• Instructions to follow
Type the records out again in full, exactly.

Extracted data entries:

####################

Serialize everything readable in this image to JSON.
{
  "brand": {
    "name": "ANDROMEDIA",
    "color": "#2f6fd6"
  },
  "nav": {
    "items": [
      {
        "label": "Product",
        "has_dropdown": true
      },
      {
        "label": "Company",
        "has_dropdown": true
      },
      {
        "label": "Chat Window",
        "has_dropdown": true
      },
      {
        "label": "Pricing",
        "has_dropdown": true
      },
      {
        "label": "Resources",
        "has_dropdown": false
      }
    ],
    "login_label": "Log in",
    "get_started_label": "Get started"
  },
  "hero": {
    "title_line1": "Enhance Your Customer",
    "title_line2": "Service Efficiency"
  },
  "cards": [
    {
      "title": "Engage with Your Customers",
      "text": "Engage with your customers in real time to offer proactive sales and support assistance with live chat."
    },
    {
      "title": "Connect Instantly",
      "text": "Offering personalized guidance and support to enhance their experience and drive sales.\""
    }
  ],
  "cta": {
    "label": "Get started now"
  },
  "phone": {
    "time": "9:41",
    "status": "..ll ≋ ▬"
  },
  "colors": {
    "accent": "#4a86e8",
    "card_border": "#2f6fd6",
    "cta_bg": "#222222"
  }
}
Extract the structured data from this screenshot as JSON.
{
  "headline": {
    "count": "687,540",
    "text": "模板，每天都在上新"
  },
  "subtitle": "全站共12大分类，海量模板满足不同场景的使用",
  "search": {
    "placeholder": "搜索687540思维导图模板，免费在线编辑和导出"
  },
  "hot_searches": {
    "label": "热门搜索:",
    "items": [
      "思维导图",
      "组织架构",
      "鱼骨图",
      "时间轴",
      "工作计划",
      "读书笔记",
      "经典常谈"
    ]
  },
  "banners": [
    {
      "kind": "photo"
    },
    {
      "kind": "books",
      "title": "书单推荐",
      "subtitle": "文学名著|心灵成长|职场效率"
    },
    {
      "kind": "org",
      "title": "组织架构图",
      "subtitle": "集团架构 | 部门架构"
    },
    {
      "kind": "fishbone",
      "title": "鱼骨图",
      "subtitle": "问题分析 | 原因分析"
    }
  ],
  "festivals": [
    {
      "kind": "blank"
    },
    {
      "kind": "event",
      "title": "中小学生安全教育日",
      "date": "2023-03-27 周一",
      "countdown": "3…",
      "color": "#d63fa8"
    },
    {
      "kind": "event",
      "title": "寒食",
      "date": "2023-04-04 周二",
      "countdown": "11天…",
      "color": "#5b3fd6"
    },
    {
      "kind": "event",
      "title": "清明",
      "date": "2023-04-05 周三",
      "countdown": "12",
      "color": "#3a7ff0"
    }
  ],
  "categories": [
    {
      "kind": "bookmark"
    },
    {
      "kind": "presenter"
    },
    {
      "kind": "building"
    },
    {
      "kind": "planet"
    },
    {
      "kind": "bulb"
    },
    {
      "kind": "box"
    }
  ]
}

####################

• Exercise answer
Serialize everything readable in this image to JSON.
{
  "brand": {
    "name": "ANDROMEDIA",
    "color": "#2f6fd6"
  },
  "nav": {
    "items": [
      {
        "label": "Product",
        "has_dropdown": true
      },
      {
        "label": "Company",
        "has_dropdown": true
      },
      {
        "label": "Chat Window",
        "has_dropdown": true
      },
      {
        "label": "Pricing",
        "has_dropdown": true
      },
      {
        "label": "Resources",
        "has_dropdown": false
      }
    ],
    "login_label": "Log in",
    "get_started_label": "Get started"
  },
  "hero": {
    "title_line1": "Enhance Your Customer",
    "title_line2": "Service Efficiency"
  },
  "cards": [
    {
      "title": "Engage with Your Customers",
      "text": "Engage with your customers in real time to offer proactive sales and support assistance with live chat."
    },
    {
      "title": "Connect Instantly",
      "text": "Offering personalized guidance and support to enhance their experience and drive sales.\""
    }
  ],
  "cta": {
    "label": "Get started now"
  },
  "phone": {
    "time": "9:41",
    "status": "..ll ≋ ▬"
  },
  "colors": {
    "accent": "#4a86e8",
    "card_border": "#2f6fd6",
    "cta_bg": "#222222"
  }
}
Extract the structured data from this screenshot as JSON.
{
  "headline": {
    "count": "687,540",
    "text": "模板，每天都在上新"
  },
  "subtitle": "全站共12大分类，海量模板满足不同场景的使用",
  "search": {
    "placeholder": "搜索687540思维导图模板，免费在线编辑和导出"
  },
  "hot_searches": {
    "label": "热门搜索:",
    "items": [
      "思维导图",
      "组织架构",
      "鱼骨图",
      "时间轴",
      "工作计划",
      "读书笔记",
      "经典常谈"
    ]
  },
  "banners": [
    {
      "kind": "photo"
    },
    {
      "kind": "books",
      "title": "书单推荐",
      "subtitle": "文学名著|心灵成长|职场效率"
    },
    {
      "kind": "org",
      "title": "组织架构图",
      "subtitle": "集团架构 | 部门架构"
    },
    {
      "kind": "fishbone",
      "title": "鱼骨图",
      "subtitle": "问题分析 | 原因分析"
    }
  ],
  "festivals": [
    {
      "kind": "blank"
    },
    {
      "kind": "event",
      "title": "中小学生安全教育日",
      "date": "2023-03-27 周一",
      "countdown": "3…",
      "color": "#d63fa8"
    },
    {
      "kind": "event",
      "title": "寒食",
      "date": "2023-04-04 周二",
      "countdown": "11天…",
      "color": "#5b3fd6"
    },
    {
      "kind": "event",
      "title": "清明",
      "date": "2023-04-05 周三",
      "countdown": "12",
      "color": "#3a7ff0"
    }
  ],
  "categories": [
    {
      "kind": "bookmark"
    },
    {
      "kind": "presenter"
    },
    {
      "kind": "building"
    },
    {
      "kind": "planet"
    },
    {
      "kind": "bulb"
    },
    {
      "kind": "box"
    }
  ]
}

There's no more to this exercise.